• [What to do]: Skip the images. Copy the records exactly as written.

• [Excerpted data]:

◆ ◆ ◆

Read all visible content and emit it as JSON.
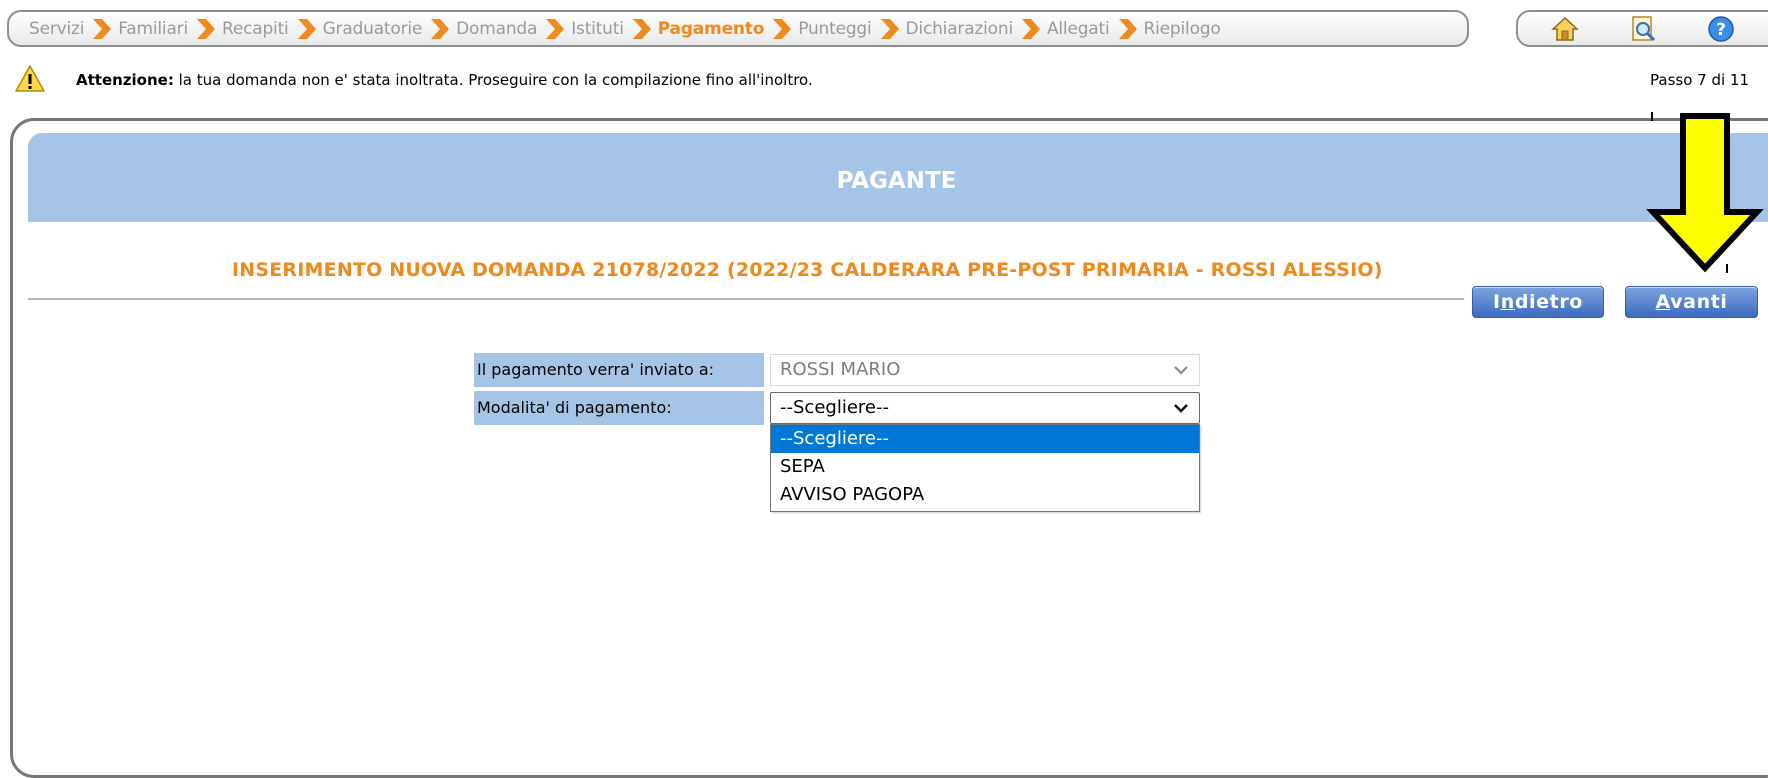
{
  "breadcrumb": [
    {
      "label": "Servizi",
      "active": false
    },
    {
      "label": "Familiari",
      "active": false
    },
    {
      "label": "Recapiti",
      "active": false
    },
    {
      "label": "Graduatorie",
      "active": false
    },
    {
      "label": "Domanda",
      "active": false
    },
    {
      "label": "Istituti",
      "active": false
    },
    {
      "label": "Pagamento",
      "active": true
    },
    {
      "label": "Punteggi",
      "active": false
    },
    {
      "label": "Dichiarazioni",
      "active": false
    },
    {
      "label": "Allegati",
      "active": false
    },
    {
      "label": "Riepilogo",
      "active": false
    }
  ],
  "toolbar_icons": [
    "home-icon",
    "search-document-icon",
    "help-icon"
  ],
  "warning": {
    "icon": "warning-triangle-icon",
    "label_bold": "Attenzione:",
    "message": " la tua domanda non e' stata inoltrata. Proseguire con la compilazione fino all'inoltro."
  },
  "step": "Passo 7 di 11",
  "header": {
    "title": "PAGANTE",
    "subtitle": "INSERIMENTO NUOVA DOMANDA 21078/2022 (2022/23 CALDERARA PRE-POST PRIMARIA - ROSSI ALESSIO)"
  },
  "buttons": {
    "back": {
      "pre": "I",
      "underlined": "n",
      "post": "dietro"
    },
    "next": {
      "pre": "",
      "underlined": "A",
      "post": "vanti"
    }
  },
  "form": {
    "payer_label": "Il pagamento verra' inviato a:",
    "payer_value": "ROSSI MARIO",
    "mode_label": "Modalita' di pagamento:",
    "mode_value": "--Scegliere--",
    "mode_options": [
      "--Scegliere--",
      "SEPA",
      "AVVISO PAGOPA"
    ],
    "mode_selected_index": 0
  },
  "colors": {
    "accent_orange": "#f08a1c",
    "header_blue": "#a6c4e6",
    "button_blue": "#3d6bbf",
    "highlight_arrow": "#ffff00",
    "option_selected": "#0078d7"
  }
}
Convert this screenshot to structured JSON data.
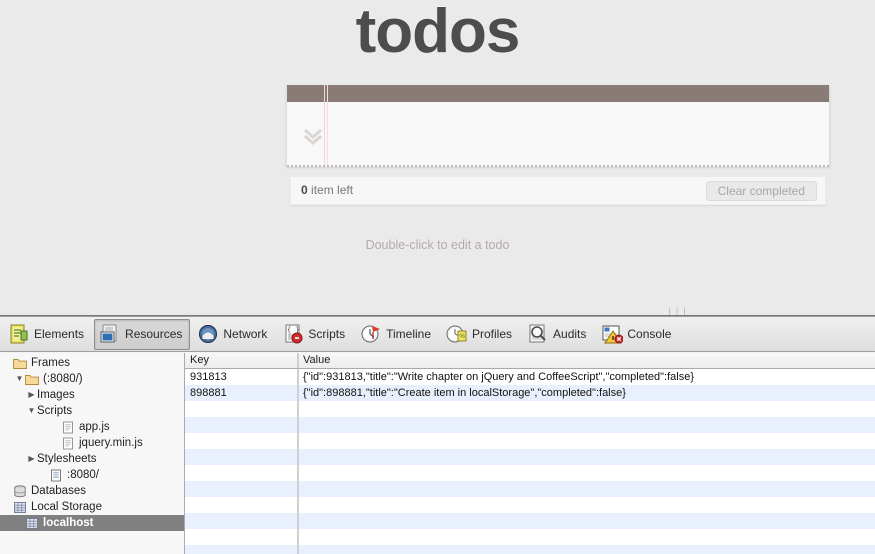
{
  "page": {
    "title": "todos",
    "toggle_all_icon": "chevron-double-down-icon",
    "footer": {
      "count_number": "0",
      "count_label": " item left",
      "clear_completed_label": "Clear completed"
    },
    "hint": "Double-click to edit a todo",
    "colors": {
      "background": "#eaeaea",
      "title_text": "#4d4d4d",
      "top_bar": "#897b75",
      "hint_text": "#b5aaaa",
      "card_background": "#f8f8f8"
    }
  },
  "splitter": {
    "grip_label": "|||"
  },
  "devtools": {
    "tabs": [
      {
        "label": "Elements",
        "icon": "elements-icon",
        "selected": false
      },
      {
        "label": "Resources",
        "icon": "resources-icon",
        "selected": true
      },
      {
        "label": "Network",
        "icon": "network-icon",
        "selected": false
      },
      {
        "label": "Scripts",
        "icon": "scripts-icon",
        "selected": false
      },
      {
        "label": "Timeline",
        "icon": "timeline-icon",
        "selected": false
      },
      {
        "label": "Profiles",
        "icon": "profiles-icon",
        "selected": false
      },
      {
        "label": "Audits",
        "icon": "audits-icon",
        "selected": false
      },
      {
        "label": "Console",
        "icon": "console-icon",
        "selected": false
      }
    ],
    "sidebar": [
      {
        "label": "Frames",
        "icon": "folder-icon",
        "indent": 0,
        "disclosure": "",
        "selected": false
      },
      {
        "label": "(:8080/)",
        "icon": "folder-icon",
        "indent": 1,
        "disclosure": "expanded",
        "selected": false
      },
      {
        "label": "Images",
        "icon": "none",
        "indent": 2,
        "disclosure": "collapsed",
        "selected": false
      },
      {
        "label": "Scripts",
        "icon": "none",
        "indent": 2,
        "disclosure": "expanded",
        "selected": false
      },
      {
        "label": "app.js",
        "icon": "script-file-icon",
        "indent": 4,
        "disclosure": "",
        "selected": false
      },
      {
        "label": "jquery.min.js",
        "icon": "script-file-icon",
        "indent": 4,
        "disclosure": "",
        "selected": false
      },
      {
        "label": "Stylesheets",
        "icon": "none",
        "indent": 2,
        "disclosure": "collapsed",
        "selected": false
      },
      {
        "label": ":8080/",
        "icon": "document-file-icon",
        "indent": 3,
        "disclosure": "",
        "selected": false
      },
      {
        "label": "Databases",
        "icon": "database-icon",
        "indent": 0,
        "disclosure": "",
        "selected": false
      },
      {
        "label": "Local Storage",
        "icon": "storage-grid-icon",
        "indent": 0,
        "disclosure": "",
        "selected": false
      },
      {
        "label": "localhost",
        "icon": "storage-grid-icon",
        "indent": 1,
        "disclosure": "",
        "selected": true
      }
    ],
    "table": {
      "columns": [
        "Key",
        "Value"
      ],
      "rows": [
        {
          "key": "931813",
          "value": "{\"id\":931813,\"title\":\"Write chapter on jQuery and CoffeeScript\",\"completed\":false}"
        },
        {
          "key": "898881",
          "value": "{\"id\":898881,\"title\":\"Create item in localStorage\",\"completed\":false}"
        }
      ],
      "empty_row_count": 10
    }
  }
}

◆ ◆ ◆

• [Result for this exercise]:
Read all visible content and emit it as JSON.
{
  "breadcrumb": [
    {
      "label": "Servizi",
      "active": false
    },
    {
      "label": "Familiari",
      "active": false
    },
    {
      "label": "Recapiti",
      "active": false
    },
    {
      "label": "Graduatorie",
      "active": false
    },
    {
      "label": "Domanda",
      "active": false
    },
    {
      "label": "Istituti",
      "active": false
    },
    {
      "label": "Pagamento",
      "active": true
    },
    {
      "label": "Punteggi",
      "active": false
    },
    {
      "label": "Dichiarazioni",
      "active": false
    },
    {
      "label": "Allegati",
      "active": false
    },
    {
      "label": "Riepilogo",
      "active": false
    }
  ],
  "toolbar_icons": [
    "home-icon",
    "search-document-icon",
    "help-icon"
  ],
  "warning": {
    "icon": "warning-triangle-icon",
    "label_bold": "Attenzione:",
    "message": " la tua domanda non e' stata inoltrata. Proseguire con la compilazione fino all'inoltro."
  },
  "step": "Passo 7 di 11",
  "header": {
    "title": "PAGANTE",
    "subtitle": "INSERIMENTO NUOVA DOMANDA 21078/2022 (2022/23 CALDERARA PRE-POST PRIMARIA - ROSSI ALESSIO)"
  },
  "buttons": {
    "back": {
      "pre": "I",
      "underlined": "n",
      "post": "dietro"
    },
    "next": {
      "pre": "",
      "underlined": "A",
      "post": "vanti"
    }
  },
  "form": {
    "payer_label": "Il pagamento verra' inviato a:",
    "payer_value": "ROSSI MARIO",
    "mode_label": "Modalita' di pagamento:",
    "mode_value": "--Scegliere--",
    "mode_options": [
      "--Scegliere--",
      "SEPA",
      "AVVISO PAGOPA"
    ],
    "mode_selected_index": 0
  },
  "colors": {
    "accent_orange": "#f08a1c",
    "header_blue": "#a6c4e6",
    "button_blue": "#3d6bbf",
    "highlight_arrow": "#ffff00",
    "option_selected": "#0078d7"
  }
}
Convert this screenshot to structured JSON data.
{
  "page": {
    "title": "todos",
    "toggle_all_icon": "chevron-double-down-icon",
    "footer": {
      "count_number": "0",
      "count_label": " item left",
      "clear_completed_label": "Clear completed"
    },
    "hint": "Double-click to edit a todo",
    "colors": {
      "background": "#eaeaea",
      "title_text": "#4d4d4d",
      "top_bar": "#897b75",
      "hint_text": "#b5aaaa",
      "card_background": "#f8f8f8"
    }
  },
  "splitter": {
    "grip_label": "|||"
  },
  "devtools": {
    "tabs": [
      {
        "label": "Elements",
        "icon": "elements-icon",
        "selected": false
      },
      {
        "label": "Resources",
        "icon": "resources-icon",
        "selected": true
      },
      {
        "label": "Network",
        "icon": "network-icon",
        "selected": false
      },
      {
        "label": "Scripts",
        "icon": "scripts-icon",
        "selected": false
      },
      {
        "label": "Timeline",
        "icon": "timeline-icon",
        "selected": false
      },
      {
        "label": "Profiles",
        "icon": "profiles-icon",
        "selected": false
      },
      {
        "label": "Audits",
        "icon": "audits-icon",
        "selected": false
      },
      {
        "label": "Console",
        "icon": "console-icon",
        "selected": false
      }
    ],
    "sidebar": [
      {
        "label": "Frames",
        "icon": "folder-icon",
        "indent": 0,
        "disclosure": "",
        "selected": false
      },
      {
        "label": "(:8080/)",
        "icon": "folder-icon",
        "indent": 1,
        "disclosure": "expanded",
        "selected": false
      },
      {
        "label": "Images",
        "icon": "none",
        "indent": 2,
        "disclosure": "collapsed",
        "selected": false
      },
      {
        "label": "Scripts",
        "icon": "none",
        "indent": 2,
        "disclosure": "expanded",
        "selected": false
      },
      {
        "label": "app.js",
        "icon": "script-file-icon",
        "indent": 4,
        "disclosure": "",
        "selected": false
      },
      {
        "label": "jquery.min.js",
        "icon": "script-file-icon",
        "indent": 4,
        "disclosure": "",
        "selected": false
      },
      {
        "label": "Stylesheets",
        "icon": "none",
        "indent": 2,
        "disclosure": "collapsed",
        "selected": false
      },
      {
        "label": ":8080/",
        "icon": "document-file-icon",
        "indent": 3,
        "disclosure": "",
        "selected": false
      },
      {
        "label": "Databases",
        "icon": "database-icon",
        "indent": 0,
        "disclosure": "",
        "selected": false
      },
      {
        "label": "Local Storage",
        "icon": "storage-grid-icon",
        "indent": 0,
        "disclosure": "",
        "selected": false
      },
      {
        "label": "localhost",
        "icon": "storage-grid-icon",
        "indent": 1,
        "disclosure": "",
        "selected": true
      }
    ],
    "table": {
      "columns": [
        "Key",
        "Value"
      ],
      "rows": [
        {
          "key": "931813",
          "value": "{\"id\":931813,\"title\":\"Write chapter on jQuery and CoffeeScript\",\"completed\":false}"
        },
        {
          "key": "898881",
          "value": "{\"id\":898881,\"title\":\"Create item in localStorage\",\"completed\":false}"
        }
      ],
      "empty_row_count": 10
    }
  }
}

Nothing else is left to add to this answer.